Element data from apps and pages

-*-

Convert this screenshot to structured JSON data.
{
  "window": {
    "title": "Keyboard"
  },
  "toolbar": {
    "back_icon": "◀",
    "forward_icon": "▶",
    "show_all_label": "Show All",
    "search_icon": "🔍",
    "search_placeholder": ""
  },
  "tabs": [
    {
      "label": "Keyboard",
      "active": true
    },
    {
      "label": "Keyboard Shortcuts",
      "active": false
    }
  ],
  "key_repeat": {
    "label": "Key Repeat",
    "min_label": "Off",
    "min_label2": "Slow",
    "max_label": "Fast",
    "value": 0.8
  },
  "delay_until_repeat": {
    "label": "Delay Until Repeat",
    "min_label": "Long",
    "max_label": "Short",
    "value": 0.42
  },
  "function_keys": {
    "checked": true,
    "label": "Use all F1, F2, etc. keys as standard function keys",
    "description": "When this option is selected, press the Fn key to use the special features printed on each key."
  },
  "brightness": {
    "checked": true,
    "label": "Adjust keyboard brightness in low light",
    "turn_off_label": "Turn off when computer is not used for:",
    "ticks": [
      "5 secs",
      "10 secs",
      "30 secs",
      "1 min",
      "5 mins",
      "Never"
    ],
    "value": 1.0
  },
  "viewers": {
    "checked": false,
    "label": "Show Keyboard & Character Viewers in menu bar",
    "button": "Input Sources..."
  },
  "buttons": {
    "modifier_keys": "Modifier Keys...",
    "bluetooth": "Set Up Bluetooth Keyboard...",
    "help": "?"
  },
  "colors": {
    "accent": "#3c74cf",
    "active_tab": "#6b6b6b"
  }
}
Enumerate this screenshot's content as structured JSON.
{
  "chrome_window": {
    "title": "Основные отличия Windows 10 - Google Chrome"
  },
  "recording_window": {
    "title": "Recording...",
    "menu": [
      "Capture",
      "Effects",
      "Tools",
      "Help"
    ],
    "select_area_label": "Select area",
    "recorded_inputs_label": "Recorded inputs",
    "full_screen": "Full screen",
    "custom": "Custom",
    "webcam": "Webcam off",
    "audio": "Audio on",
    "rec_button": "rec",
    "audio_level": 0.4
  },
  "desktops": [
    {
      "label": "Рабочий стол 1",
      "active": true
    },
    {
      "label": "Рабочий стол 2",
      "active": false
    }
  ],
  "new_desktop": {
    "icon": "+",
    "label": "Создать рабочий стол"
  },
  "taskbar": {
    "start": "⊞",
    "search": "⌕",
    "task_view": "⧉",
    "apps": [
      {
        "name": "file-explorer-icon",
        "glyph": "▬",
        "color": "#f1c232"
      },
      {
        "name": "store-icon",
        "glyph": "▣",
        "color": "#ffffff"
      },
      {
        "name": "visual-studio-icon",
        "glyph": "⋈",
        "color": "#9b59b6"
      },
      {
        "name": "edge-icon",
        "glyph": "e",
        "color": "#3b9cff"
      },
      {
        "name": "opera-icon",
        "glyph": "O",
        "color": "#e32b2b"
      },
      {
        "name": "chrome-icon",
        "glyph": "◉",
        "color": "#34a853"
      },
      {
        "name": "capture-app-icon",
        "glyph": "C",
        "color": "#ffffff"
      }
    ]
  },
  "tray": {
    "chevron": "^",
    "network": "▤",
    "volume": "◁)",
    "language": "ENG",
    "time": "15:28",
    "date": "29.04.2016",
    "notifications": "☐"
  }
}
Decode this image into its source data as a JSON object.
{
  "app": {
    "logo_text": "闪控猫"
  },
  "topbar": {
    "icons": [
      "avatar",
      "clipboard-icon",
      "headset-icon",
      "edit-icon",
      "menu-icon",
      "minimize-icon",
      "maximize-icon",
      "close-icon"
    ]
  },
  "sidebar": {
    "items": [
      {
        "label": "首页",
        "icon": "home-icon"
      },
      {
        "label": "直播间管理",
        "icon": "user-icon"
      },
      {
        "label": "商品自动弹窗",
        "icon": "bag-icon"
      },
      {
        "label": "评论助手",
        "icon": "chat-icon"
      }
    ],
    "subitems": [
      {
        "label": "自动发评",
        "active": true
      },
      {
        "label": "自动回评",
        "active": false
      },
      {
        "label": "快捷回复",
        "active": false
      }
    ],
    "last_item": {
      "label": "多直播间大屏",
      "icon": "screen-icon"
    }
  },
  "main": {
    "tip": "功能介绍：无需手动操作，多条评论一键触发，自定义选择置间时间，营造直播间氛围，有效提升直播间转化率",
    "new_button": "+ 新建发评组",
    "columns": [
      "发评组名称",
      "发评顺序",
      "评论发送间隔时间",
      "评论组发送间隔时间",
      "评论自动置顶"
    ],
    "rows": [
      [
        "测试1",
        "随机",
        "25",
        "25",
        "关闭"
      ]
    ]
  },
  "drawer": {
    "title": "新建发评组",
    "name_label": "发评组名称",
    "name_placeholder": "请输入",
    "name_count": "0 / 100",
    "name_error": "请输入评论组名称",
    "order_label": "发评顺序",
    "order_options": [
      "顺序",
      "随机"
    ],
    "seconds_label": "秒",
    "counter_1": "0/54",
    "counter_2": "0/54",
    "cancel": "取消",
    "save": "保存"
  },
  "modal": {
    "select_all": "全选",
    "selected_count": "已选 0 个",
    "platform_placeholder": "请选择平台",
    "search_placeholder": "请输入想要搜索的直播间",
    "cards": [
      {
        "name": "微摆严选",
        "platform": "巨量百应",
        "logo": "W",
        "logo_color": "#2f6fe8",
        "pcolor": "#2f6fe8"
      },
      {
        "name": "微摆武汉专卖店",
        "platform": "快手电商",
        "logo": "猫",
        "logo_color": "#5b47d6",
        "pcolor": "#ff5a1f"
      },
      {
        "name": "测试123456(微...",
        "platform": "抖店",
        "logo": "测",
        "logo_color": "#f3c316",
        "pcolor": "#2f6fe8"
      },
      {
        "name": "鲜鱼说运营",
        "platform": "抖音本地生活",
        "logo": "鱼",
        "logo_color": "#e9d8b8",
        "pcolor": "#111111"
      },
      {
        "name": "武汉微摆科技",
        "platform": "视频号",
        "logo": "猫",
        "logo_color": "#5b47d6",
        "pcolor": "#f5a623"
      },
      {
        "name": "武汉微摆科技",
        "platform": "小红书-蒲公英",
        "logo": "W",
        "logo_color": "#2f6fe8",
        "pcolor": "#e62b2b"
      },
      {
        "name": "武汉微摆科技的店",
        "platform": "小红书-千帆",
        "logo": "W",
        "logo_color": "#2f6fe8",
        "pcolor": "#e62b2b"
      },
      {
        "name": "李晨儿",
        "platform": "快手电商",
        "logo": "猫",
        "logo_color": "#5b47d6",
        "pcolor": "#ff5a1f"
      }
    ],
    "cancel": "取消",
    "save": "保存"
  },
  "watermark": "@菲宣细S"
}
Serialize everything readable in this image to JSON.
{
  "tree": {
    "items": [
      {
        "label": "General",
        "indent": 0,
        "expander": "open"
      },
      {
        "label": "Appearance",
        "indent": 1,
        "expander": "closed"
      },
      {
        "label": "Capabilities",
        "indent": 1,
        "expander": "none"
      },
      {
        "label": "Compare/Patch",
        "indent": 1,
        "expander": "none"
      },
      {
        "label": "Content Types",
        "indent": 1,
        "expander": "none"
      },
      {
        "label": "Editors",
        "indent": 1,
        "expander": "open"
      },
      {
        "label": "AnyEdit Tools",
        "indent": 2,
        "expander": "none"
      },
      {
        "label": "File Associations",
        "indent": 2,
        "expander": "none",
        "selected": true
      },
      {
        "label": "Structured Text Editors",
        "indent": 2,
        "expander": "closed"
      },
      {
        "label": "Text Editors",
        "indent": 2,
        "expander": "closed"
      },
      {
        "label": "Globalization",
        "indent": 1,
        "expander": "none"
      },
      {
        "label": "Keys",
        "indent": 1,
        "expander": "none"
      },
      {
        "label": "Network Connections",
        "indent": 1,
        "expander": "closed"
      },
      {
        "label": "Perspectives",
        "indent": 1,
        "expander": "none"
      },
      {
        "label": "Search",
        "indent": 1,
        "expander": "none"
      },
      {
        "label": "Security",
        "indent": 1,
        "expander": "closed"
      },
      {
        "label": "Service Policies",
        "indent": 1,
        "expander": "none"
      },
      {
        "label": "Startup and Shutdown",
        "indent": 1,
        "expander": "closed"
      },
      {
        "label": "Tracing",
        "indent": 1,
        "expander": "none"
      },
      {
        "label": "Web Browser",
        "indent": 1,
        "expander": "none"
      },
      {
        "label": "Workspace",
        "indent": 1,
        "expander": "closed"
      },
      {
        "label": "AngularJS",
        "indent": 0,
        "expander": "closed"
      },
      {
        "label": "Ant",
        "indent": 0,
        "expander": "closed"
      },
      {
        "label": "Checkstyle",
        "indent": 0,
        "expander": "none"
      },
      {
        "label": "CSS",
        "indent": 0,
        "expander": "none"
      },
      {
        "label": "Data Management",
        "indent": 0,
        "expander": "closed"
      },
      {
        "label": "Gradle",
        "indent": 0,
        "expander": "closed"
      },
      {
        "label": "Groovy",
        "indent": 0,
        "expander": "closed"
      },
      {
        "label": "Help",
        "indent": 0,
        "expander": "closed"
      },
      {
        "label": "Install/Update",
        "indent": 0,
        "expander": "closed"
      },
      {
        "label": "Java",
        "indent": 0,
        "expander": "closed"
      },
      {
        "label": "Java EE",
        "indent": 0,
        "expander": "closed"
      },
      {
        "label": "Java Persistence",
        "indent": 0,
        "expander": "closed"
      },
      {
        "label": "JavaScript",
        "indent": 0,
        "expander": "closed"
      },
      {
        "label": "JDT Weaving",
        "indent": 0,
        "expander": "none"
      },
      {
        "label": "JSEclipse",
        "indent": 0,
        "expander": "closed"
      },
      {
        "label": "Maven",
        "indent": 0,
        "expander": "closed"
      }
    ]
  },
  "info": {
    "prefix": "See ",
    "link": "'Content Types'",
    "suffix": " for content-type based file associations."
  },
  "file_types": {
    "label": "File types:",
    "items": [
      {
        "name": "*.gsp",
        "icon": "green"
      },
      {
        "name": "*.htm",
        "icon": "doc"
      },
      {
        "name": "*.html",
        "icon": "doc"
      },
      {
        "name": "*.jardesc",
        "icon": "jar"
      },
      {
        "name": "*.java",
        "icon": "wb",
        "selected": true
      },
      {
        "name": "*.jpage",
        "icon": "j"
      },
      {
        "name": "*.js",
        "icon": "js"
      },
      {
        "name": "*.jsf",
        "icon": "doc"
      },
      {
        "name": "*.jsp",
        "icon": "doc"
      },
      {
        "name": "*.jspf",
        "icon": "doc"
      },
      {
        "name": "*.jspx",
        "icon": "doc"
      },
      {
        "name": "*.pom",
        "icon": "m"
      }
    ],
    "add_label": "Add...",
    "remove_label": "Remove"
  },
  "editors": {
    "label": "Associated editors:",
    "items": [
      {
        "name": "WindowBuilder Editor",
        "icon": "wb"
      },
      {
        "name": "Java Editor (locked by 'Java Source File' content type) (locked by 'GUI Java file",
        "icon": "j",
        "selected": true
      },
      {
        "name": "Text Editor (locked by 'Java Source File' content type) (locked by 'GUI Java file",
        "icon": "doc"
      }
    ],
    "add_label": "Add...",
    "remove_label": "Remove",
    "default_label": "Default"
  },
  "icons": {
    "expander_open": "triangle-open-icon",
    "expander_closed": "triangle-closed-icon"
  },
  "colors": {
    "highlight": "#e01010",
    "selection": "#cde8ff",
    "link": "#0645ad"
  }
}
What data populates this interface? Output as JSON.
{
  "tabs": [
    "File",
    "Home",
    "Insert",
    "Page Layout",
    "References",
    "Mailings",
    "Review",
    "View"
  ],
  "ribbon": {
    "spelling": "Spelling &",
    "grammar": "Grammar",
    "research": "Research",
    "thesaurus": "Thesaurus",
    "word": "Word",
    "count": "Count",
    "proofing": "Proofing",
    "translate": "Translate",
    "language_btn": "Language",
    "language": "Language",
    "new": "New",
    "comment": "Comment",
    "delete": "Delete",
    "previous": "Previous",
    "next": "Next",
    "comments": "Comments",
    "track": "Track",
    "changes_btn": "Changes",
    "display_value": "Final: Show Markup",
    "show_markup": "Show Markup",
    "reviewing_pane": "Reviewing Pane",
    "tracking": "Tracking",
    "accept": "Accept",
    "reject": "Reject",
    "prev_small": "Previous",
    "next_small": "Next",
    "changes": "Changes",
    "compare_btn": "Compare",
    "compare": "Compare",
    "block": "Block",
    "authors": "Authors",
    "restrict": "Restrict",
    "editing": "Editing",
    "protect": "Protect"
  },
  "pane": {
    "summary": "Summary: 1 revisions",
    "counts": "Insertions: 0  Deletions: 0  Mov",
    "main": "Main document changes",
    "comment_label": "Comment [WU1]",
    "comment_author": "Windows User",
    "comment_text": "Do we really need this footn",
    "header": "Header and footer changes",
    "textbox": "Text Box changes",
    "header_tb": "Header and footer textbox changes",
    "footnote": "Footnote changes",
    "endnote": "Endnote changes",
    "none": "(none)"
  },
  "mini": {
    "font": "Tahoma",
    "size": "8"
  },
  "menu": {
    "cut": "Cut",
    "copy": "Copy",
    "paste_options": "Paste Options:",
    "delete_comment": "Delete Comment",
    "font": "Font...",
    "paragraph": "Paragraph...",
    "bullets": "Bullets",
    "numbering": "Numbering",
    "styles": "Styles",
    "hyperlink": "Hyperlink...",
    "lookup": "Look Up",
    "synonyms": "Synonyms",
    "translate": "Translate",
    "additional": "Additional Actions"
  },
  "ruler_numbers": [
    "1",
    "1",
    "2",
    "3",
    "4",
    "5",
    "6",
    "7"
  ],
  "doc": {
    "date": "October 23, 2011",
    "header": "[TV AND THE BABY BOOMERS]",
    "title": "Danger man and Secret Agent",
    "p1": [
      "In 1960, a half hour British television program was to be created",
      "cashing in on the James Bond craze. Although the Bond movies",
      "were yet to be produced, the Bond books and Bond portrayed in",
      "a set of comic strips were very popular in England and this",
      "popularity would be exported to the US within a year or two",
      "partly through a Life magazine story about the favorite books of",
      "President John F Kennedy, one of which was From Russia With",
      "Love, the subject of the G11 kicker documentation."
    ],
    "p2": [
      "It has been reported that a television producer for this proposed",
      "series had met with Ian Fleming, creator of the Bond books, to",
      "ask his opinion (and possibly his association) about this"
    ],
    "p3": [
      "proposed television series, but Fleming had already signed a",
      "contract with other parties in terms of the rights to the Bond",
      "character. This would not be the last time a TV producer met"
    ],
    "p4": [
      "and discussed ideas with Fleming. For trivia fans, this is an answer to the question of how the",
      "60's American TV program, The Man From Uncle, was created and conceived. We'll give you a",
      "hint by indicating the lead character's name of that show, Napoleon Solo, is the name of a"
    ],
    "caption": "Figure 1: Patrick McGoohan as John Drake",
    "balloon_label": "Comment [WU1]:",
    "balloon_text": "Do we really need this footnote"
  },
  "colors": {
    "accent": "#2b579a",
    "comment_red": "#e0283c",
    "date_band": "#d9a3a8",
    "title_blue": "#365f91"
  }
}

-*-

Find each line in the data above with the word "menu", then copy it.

▶ _Exercise solution_:
    "label": "Show Keyboard & Character Viewers in menu bar",
    "menu": [
      "menu-icon",
  "menu": {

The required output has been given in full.